Going back to my two examples from before, rejections, mistakes, or even mere bad luck were (and still are) a constant component of both. We’ve been rejected with Silicon Roundabout. We’ve made mistakes. We have failed certain experiments we made. Same thing with the co-living project at AGÀPE Properties. From subcontractors letdowns, to planning mistakes at council level, from unforeseen structural defect, to all sorts of problems due to both external factors as well as our own errors: this project has constantly challenged us and even pushed me to think “what if this really screws us up for good?”.

It’s at times like these that you must remind yourself that the true grit of a leader is not how he or she performs during the good times but rather how he/she displays emotional strength, courage and professionalism during the most trying times. It is impossible to demonstrate resilience unless you have gone through difficult times.

Remember that with every struggle comes a tremendous opportunity. These are the times where you can choose to embrace the gift of adversity and use it to strengthen your leadership abilities. Here is where you can make a difference. It’s where you can train yourself to be the leading figure that can really make your entrepreneurial endeavour succeed.

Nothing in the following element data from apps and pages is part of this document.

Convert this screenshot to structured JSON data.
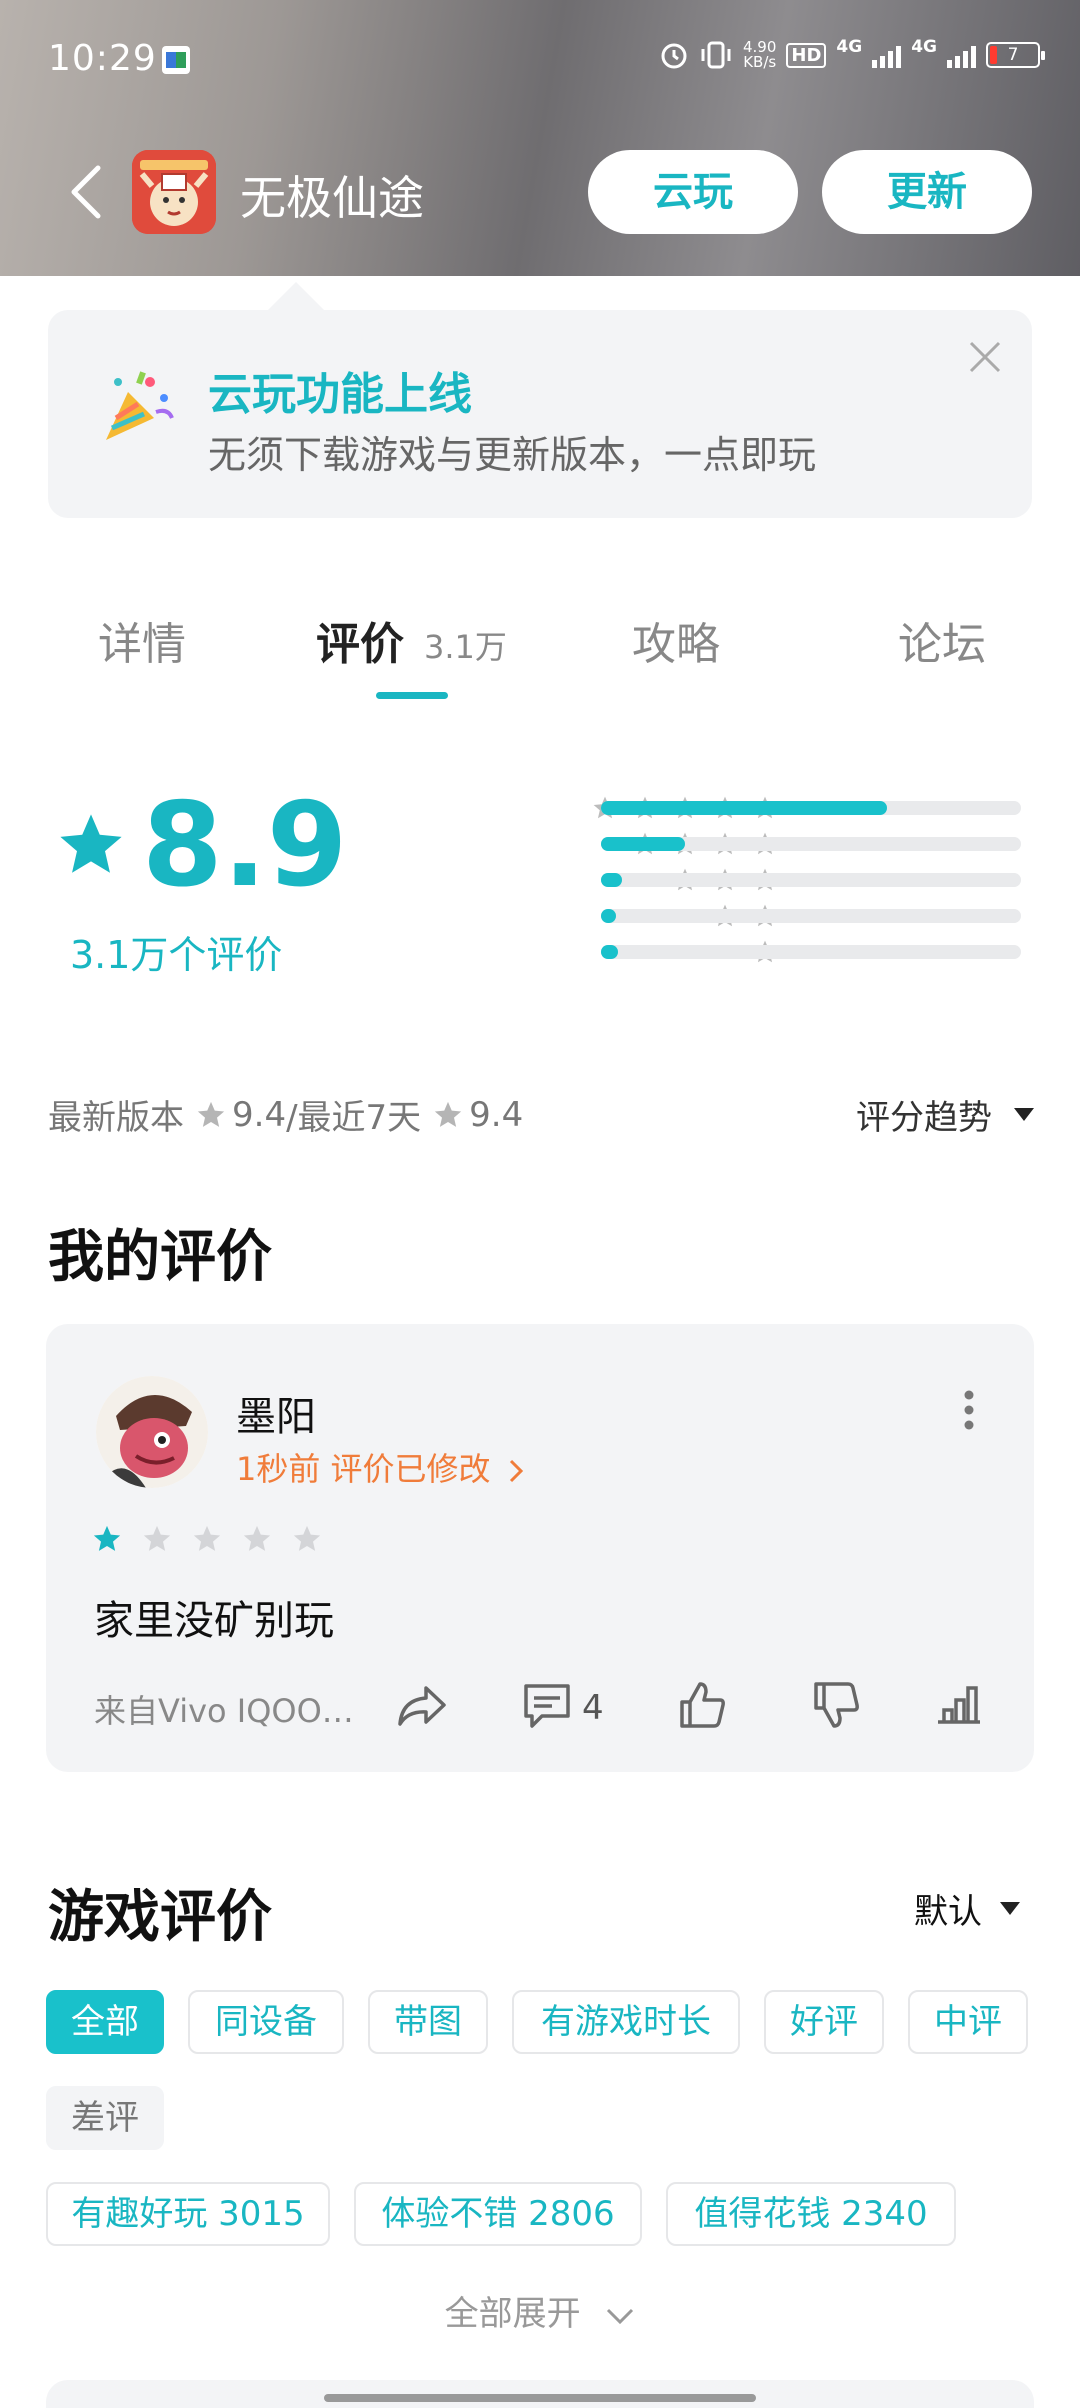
{
  "status_bar": {
    "time": "10:29",
    "net_speed_top": "4.90",
    "net_speed_unit": "KB/s",
    "hd_label": "HD",
    "sim1_label": "4G",
    "sim2_label": "4G",
    "battery_level": "7"
  },
  "header": {
    "app_name": "无极仙途",
    "cloud_play_label": "云玩",
    "update_label": "更新"
  },
  "banner": {
    "title": "云玩功能上线",
    "subtitle": "无须下载游戏与更新版本，一点即玩"
  },
  "tabs": [
    {
      "label": "详情"
    },
    {
      "label": "评价",
      "count": "3.1万"
    },
    {
      "label": "攻略"
    },
    {
      "label": "论坛"
    }
  ],
  "rating": {
    "score": "8.9",
    "count_text": "3.1万个评价",
    "distribution": [
      {
        "stars": 5,
        "fraction": 0.68
      },
      {
        "stars": 4,
        "fraction": 0.2
      },
      {
        "stars": 3,
        "fraction": 0.05
      },
      {
        "stars": 2,
        "fraction": 0.035
      },
      {
        "stars": 1,
        "fraction": 0.04
      }
    ]
  },
  "version_line": {
    "latest_label": "最新版本",
    "latest_score": "9.4",
    "recent_label": "/最近7天",
    "recent_score": "9.4",
    "trend_label": "评分趋势"
  },
  "my_review": {
    "section_title": "我的评价",
    "username": "墨阳",
    "time_text": "1秒前 评价已修改",
    "stars": 1,
    "text": "家里没矿别玩",
    "device": "来自Vivo IQOO…",
    "comment_count": "4"
  },
  "game_reviews": {
    "section_title": "游戏评价",
    "sort_label": "默认",
    "filters": [
      "全部",
      "同设备",
      "带图",
      "有游戏时长",
      "好评",
      "中评",
      "差评"
    ],
    "tags": [
      "有趣好玩 3015",
      "体验不错 2806",
      "值得花钱 2340"
    ],
    "expand_label": "全部展开"
  },
  "colors": {
    "accent": "#19b6c2",
    "orange": "#f07c3a",
    "card_bg": "#f3f4f6"
  }
}
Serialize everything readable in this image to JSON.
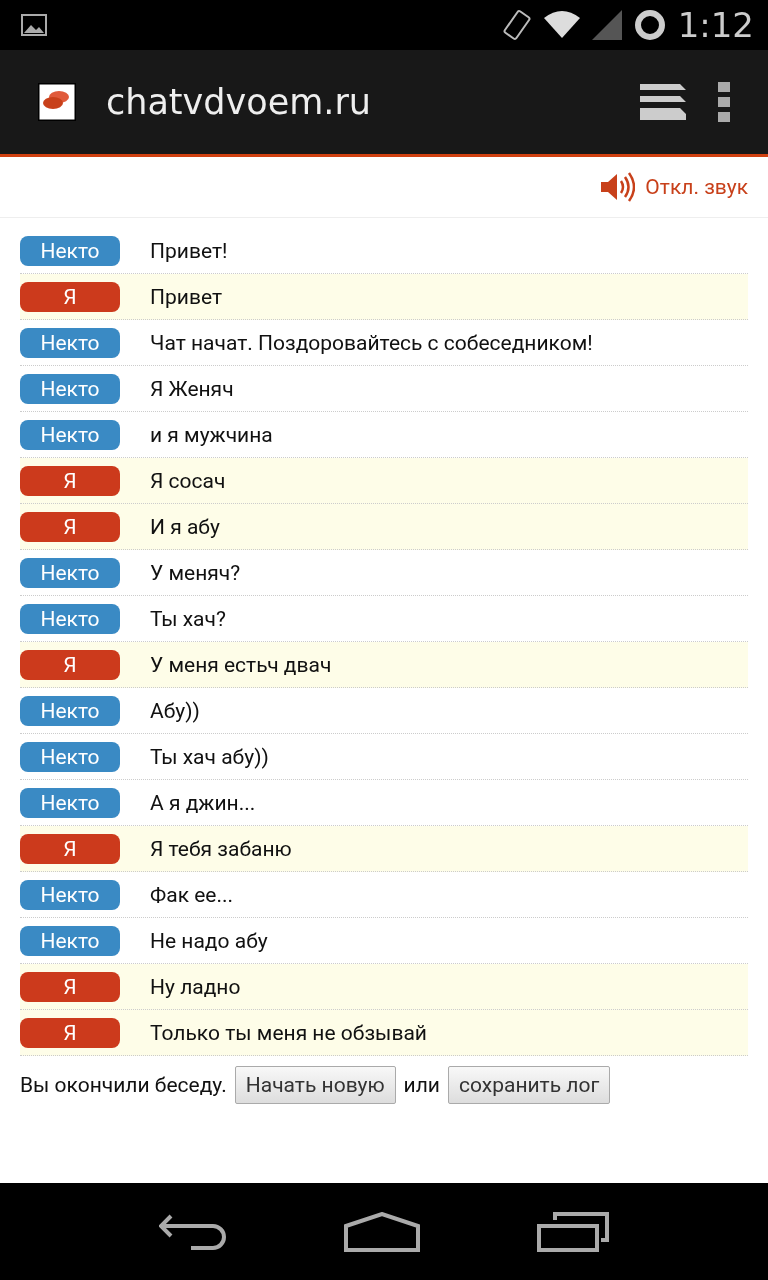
{
  "status_bar": {
    "time": "1:12"
  },
  "browser": {
    "title": "chatvdvoem.ru"
  },
  "sound": {
    "label": "Откл. звук"
  },
  "messages": [
    {
      "kind": "stranger",
      "sender": "Некто",
      "text": "Привет!"
    },
    {
      "kind": "me",
      "sender": "Я",
      "text": "Привет"
    },
    {
      "kind": "stranger",
      "sender": "Некто",
      "text": "Чат начат. Поздоровайтесь с собеседником!"
    },
    {
      "kind": "stranger",
      "sender": "Некто",
      "text": "Я Женяч"
    },
    {
      "kind": "stranger",
      "sender": "Некто",
      "text": "и я мужчина"
    },
    {
      "kind": "me",
      "sender": "Я",
      "text": "Я сосач"
    },
    {
      "kind": "me",
      "sender": "Я",
      "text": "И я абу"
    },
    {
      "kind": "stranger",
      "sender": "Некто",
      "text": "У меняч?"
    },
    {
      "kind": "stranger",
      "sender": "Некто",
      "text": "Ты хач?"
    },
    {
      "kind": "me",
      "sender": "Я",
      "text": "У меня естьч двач"
    },
    {
      "kind": "stranger",
      "sender": "Некто",
      "text": "Абу))"
    },
    {
      "kind": "stranger",
      "sender": "Некто",
      "text": "Ты хач абу))"
    },
    {
      "kind": "stranger",
      "sender": "Некто",
      "text": "А я джин..."
    },
    {
      "kind": "me",
      "sender": "Я",
      "text": "Я тебя забаню"
    },
    {
      "kind": "stranger",
      "sender": "Некто",
      "text": "Фак ее..."
    },
    {
      "kind": "stranger",
      "sender": "Некто",
      "text": "Не надо абу"
    },
    {
      "kind": "me",
      "sender": "Я",
      "text": "Ну ладно"
    },
    {
      "kind": "me",
      "sender": "Я",
      "text": "Только ты меня не обзывай"
    }
  ],
  "footer": {
    "text": "Вы окончили беседу.",
    "new_button": "Начать новую",
    "or": "или",
    "save_button": "сохранить лог"
  }
}
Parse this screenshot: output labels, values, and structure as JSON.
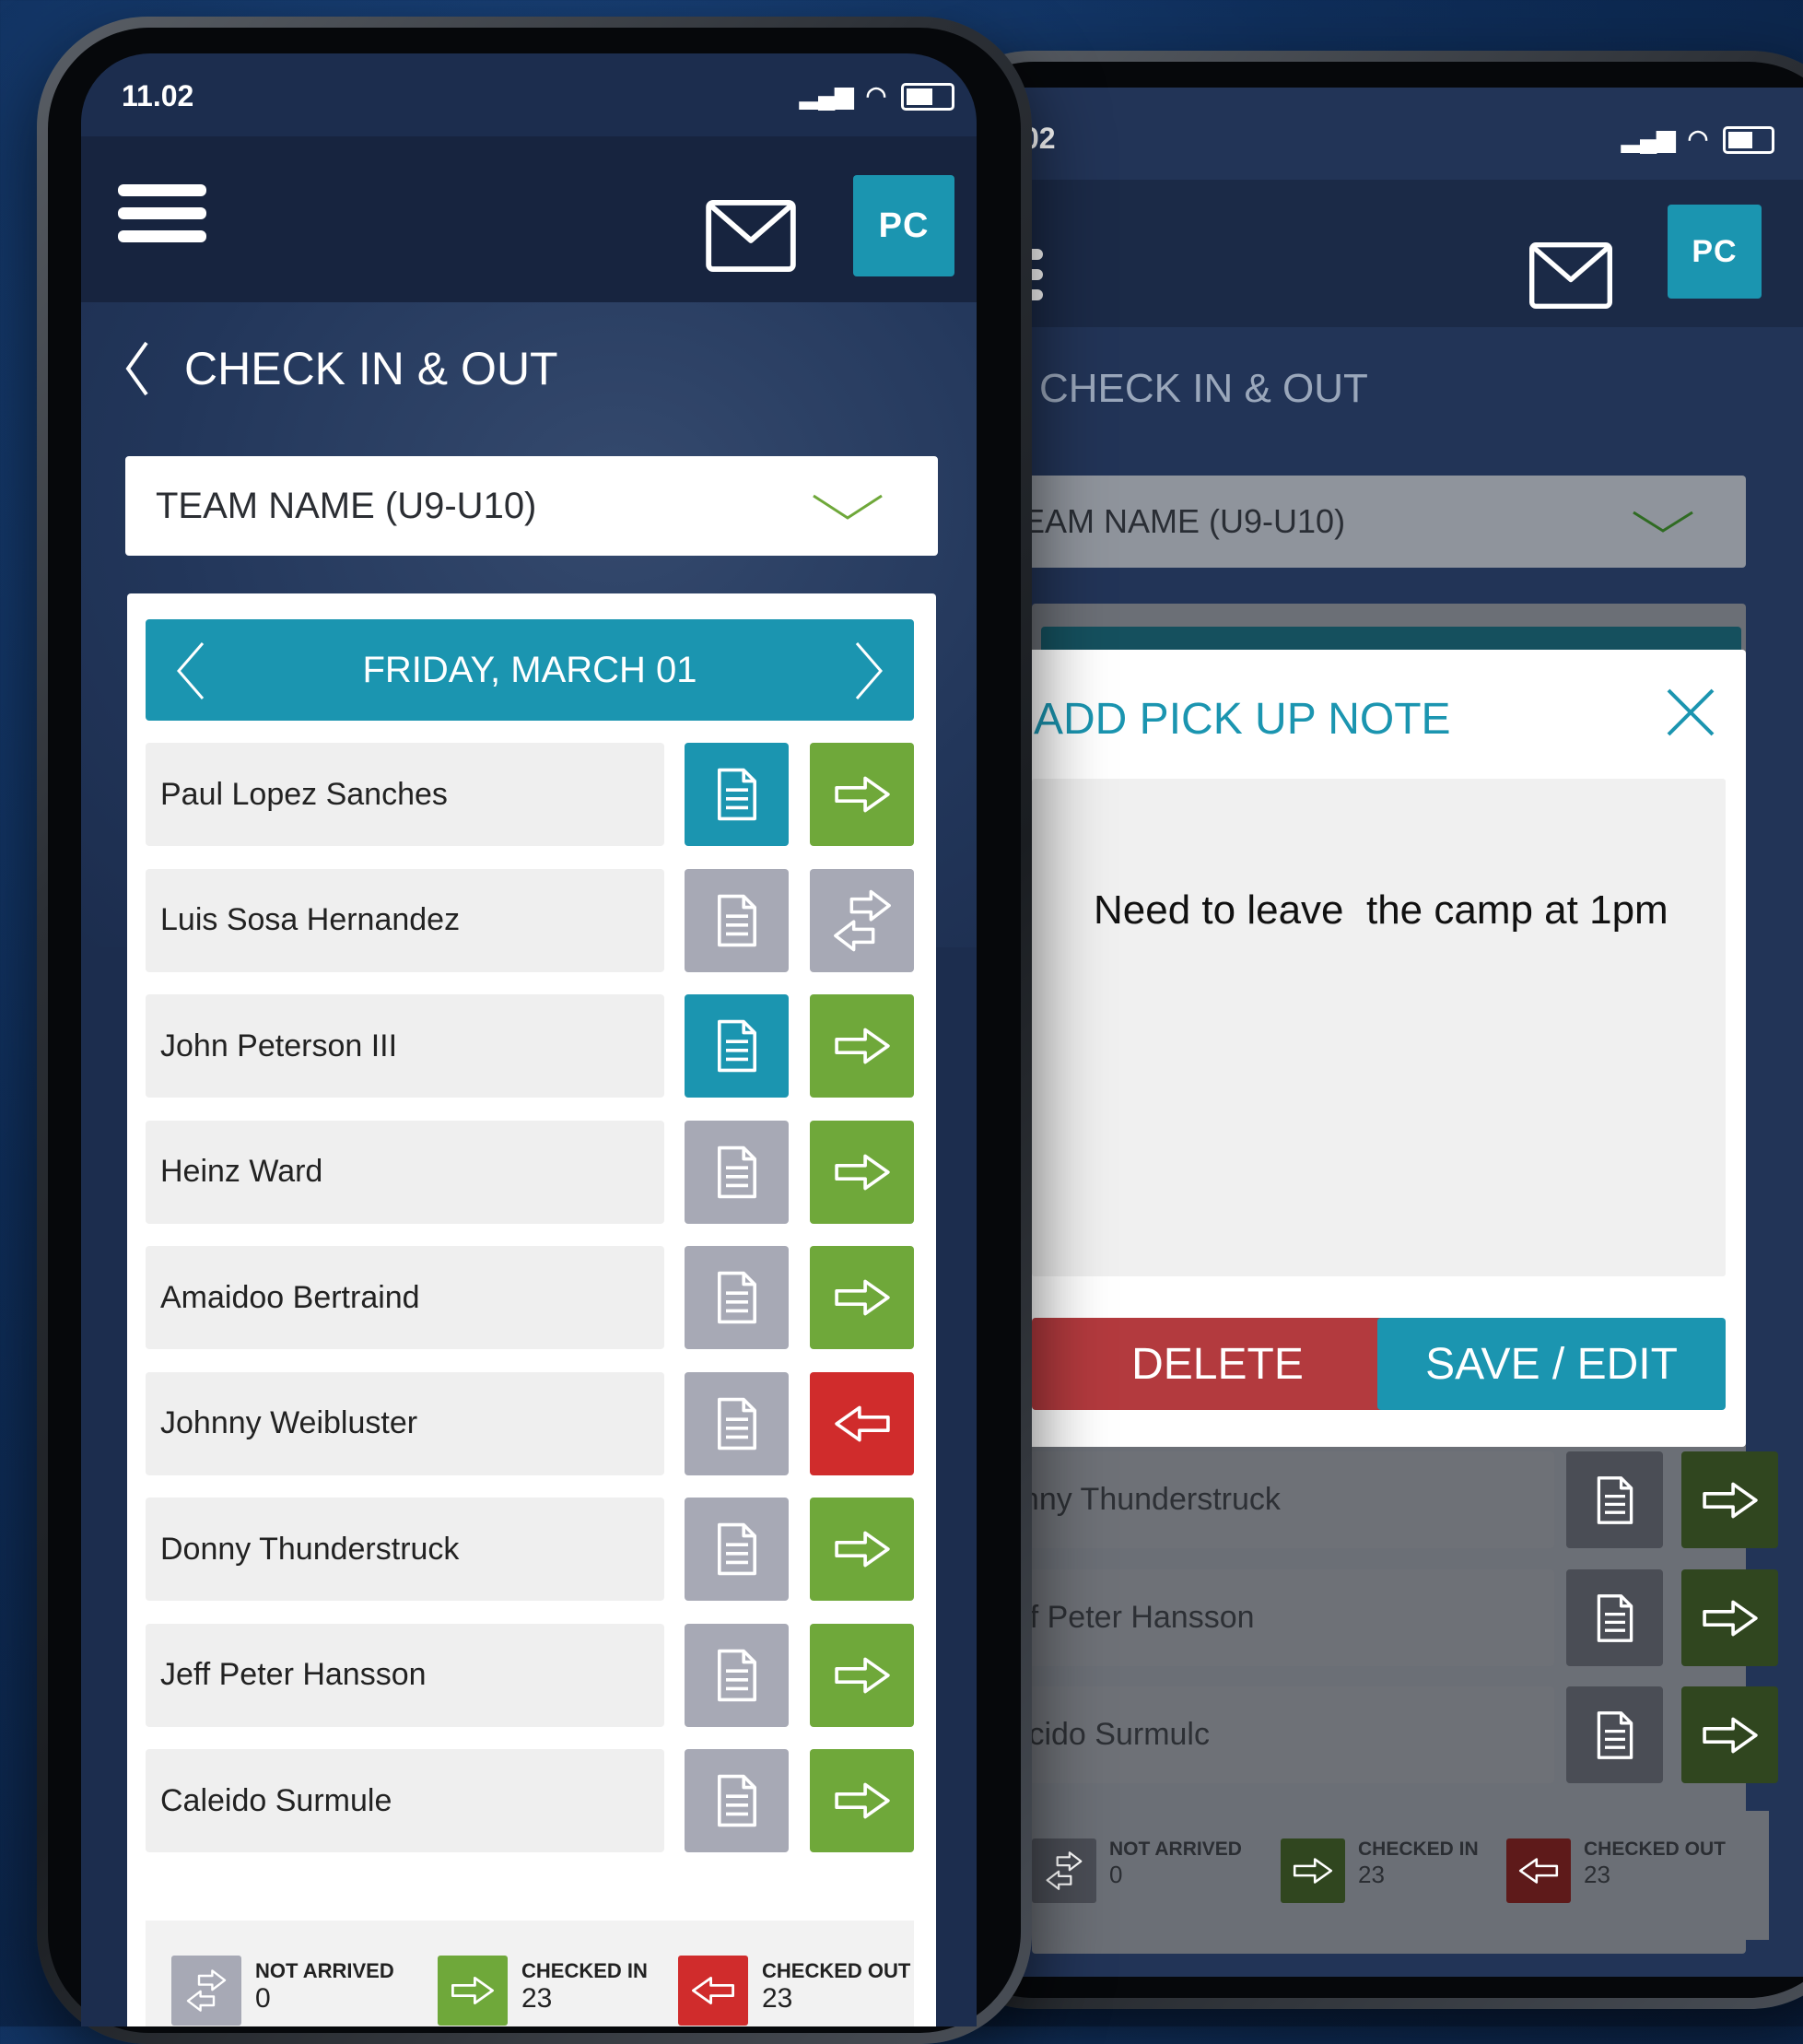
{
  "status": {
    "time_front": "11.02",
    "time_back": "02"
  },
  "header": {
    "avatar_initials": "PC"
  },
  "page": {
    "title": "CHECK IN & OUT"
  },
  "team_select": {
    "value": "TEAM NAME (U9-U10)",
    "value_back": "EAM NAME (U9-U10)"
  },
  "date_nav": {
    "label": "FRIDAY, MARCH 01"
  },
  "players": [
    {
      "name": "Paul Lopez Sanches",
      "note": "teal",
      "status": "checked-in"
    },
    {
      "name": "Luis Sosa Hernandez",
      "note": "grey",
      "status": "not-arrived"
    },
    {
      "name": "John Peterson III",
      "note": "teal",
      "status": "checked-in"
    },
    {
      "name": "Heinz Ward",
      "note": "grey",
      "status": "checked-in"
    },
    {
      "name": "Amaidoo Bertraind",
      "note": "grey",
      "status": "checked-in"
    },
    {
      "name": "Johnny Weibluster",
      "note": "grey",
      "status": "checked-out"
    },
    {
      "name": "Donny Thunderstruck",
      "note": "grey",
      "status": "checked-in"
    },
    {
      "name": "Jeff Peter Hansson",
      "note": "grey",
      "status": "checked-in"
    },
    {
      "name": "Caleido Surmule",
      "note": "grey",
      "status": "checked-in"
    }
  ],
  "back_players": [
    {
      "name": "onny Thunderstruck"
    },
    {
      "name": "eff Peter Hansson"
    },
    {
      "name": "alcido Surmulc"
    }
  ],
  "legend": {
    "not_arrived": {
      "label": "NOT ARRIVED",
      "value": "0"
    },
    "checked_in": {
      "label": "CHECKED IN",
      "value": "23"
    },
    "checked_out": {
      "label": "CHECKED OUT",
      "value": "23"
    }
  },
  "modal": {
    "title": "ADD PICK UP NOTE",
    "note_text": "Need to leave  the camp at 1pm",
    "delete_label": "DELETE",
    "save_label": "SAVE / EDIT"
  },
  "colors": {
    "teal": "#1b95b0",
    "green": "#6fa83a",
    "red": "#d02c2c",
    "grey": "#a7a9b5",
    "navy": "#1c2d4e"
  }
}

Good times are a reason to celebrate and reward people. However, nothing is more rewarding than coming out of a storm as a stronger leader and a more cohesive team. Treasure these moments and, if the worst does come up, make sure you don’t waste the opportunity to learn.

Then stand back up and try again.

Once Nelson Mandela said that he never failed, he either won or learned. Resilience is what will take you there: to either succeed or learn from something and get ultimately closer to success.

Conclusion

Making an exhaustive list of what helps with entrepreneurial success is probably an impossible task. In this article we’ve looked instead at establishing what are the three pillars that underpin successful enterprises -be them big startup dreams or a particular project.

Remember these three as they will always serve you well regardless of the type of entrepreneur you want to be.

They are:

  • Vision, that you must nurture with curiosity and the ambition to be the best and/or the first at doing something for others
  • Due Diligence, that you must do aplenty to prepare for your enterprise
  • Resilience, that you must have not to give up in the face of adversities, so that you can lead your project to either success or to precious learning before you pick up the next fight

So here are my two pence for today. I hope you found it useful and don’t forget to share your thoughts if you agree or disagree with anything we’ve talked about here.

Francesco

Director of Silicon Roundabout & CEO of AGÀPE Properties